How the crisis is affecting teachers
One in ten teachers in British schools has to take a second or even a third job to feed his family amid the economic crisis in the country. This was reported on Sunday by the weekly newspaper The Observer, citing research by the teachers' union.
It is noted that the 5-8% pay rise for teachers announced by the British authorities will not help them much, given inflation rates in excess of 11% on an annual basis.
The CEO of Galaxy Trust said that one of his schools was doing private tutoring. Also, he said he has a teacher who has to do extra work besides teaching.
According to his information, teachers in their spare time are starting to moonlight as taxi drivers and bartenders, and giving private lessons more often. In addition, an increasing number of teachers are taking advantage of the on-site food banks that were originally set up to help students from poor families.
He said: "They are worried about money, there is a heavy reliance on public transport as some cannot afford to drive their own cars. It's about working to survive rather than working to prosper."
General secretary Patrick Roach of the NASUWT, said that, more and more teachers were having to take on extra work.
Patrick Roach said: "Teachers say they are burned out from working harder for a small salary."
It is worth noting that a survey from Education Support (ES) will be published on Tuesday, which could see that stress is on crisis proportions, with more than half of educators wanting to leave their jobs.

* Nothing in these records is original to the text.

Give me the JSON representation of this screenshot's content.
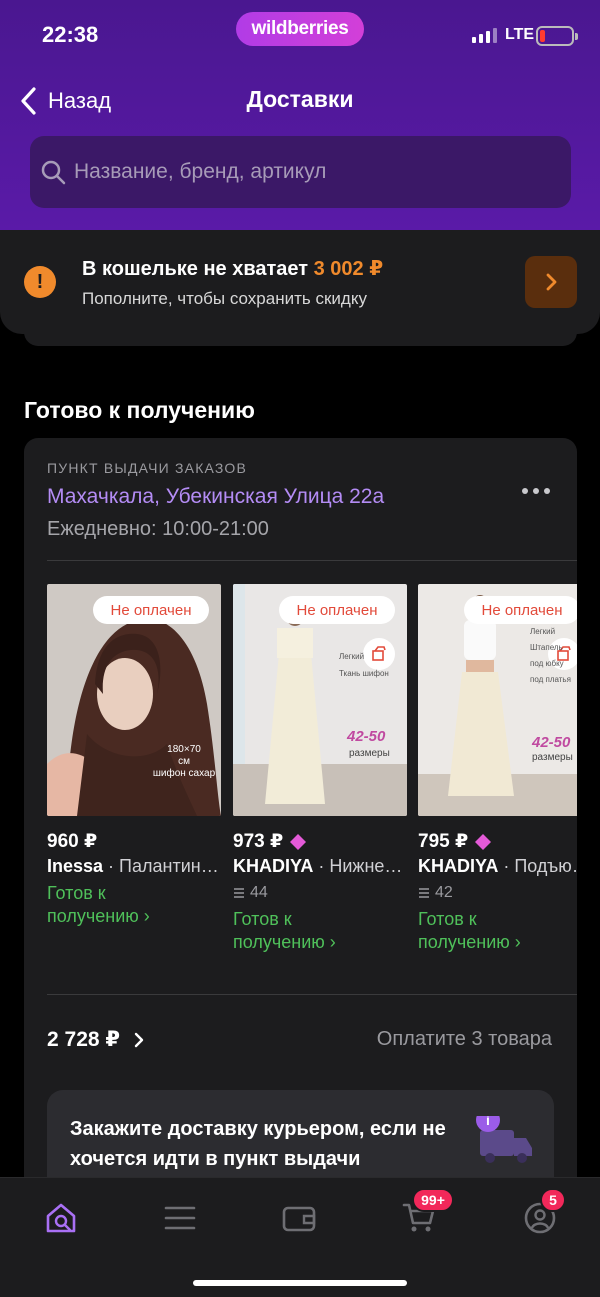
{
  "status_bar": {
    "time": "22:38",
    "network": "LTE"
  },
  "brand": "wildberries",
  "header": {
    "back_label": "Назад",
    "title": "Доставки"
  },
  "search": {
    "placeholder": "Название, бренд, артикул"
  },
  "wallet_banner": {
    "title": "В кошельке не хватает",
    "amount": "3 002 ₽",
    "subtitle": "Пополните, чтобы сохранить скидку"
  },
  "section": {
    "title": "Готово к получению"
  },
  "pickup": {
    "label": "ПУНКТ ВЫДАЧИ ЗАКАЗОВ",
    "address": "Махачкала, Убекинская Улица 22а",
    "hours": "Ежедневно: 10:00-21:00"
  },
  "products": [
    {
      "badge": "Не оплачен",
      "price": "960 ₽",
      "brand": "Inessa",
      "name": " · Палантин шифон",
      "status_line1": "Готов к",
      "status_line2": "получению ›",
      "img_text1": "180×70",
      "img_text2": "см",
      "img_text3": "шифон сахар"
    },
    {
      "badge": "Не оплачен",
      "price": "973 ₽",
      "brand": "KHADIYA",
      "name": " · Нижнее платье",
      "reviews": "44",
      "status_line1": "Готов к",
      "status_line2": "получению ›",
      "img_size": "42-50",
      "img_sizes": "размеры",
      "img_lines": [
        "Легкий",
        "Ткань шифон"
      ]
    },
    {
      "badge": "Не оплачен",
      "price": "795 ₽",
      "brand": "KHADIYA",
      "name": " · Подъюбник",
      "reviews": "42",
      "status_line1": "Готов к",
      "status_line2": "получению ›",
      "img_size": "42-50",
      "img_sizes": "размеры",
      "img_lines": [
        "Легкий",
        "Штапель",
        "под юбку",
        "под платья"
      ]
    }
  ],
  "summary": {
    "total": "2 728 ₽",
    "pay_label": "Оплатите 3 товара"
  },
  "courier": {
    "text": "Закажите доставку курьером, если не хочется идти в пункт выдачи"
  },
  "tabbar": {
    "cart_badge": "99+",
    "profile_badge": "5"
  },
  "colors": {
    "accent": "#b48cf5",
    "header": "#4a1790",
    "warning": "#f08a2c",
    "success": "#4fc05a",
    "badge": "#f2285a"
  }
}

Earlier, the London-based Centre for Economic and Business Research warned that Britain was at risk of the biggest fall in living standards since the 1950s due to the crisis in Europe's energy markets. According to the UK's National Statistics Service, inflation in the country accelerated to an annual rate of 11.1% in October, the highest since 1981. Higher electricity tariffs were cited as the main factor behind the rise in prices.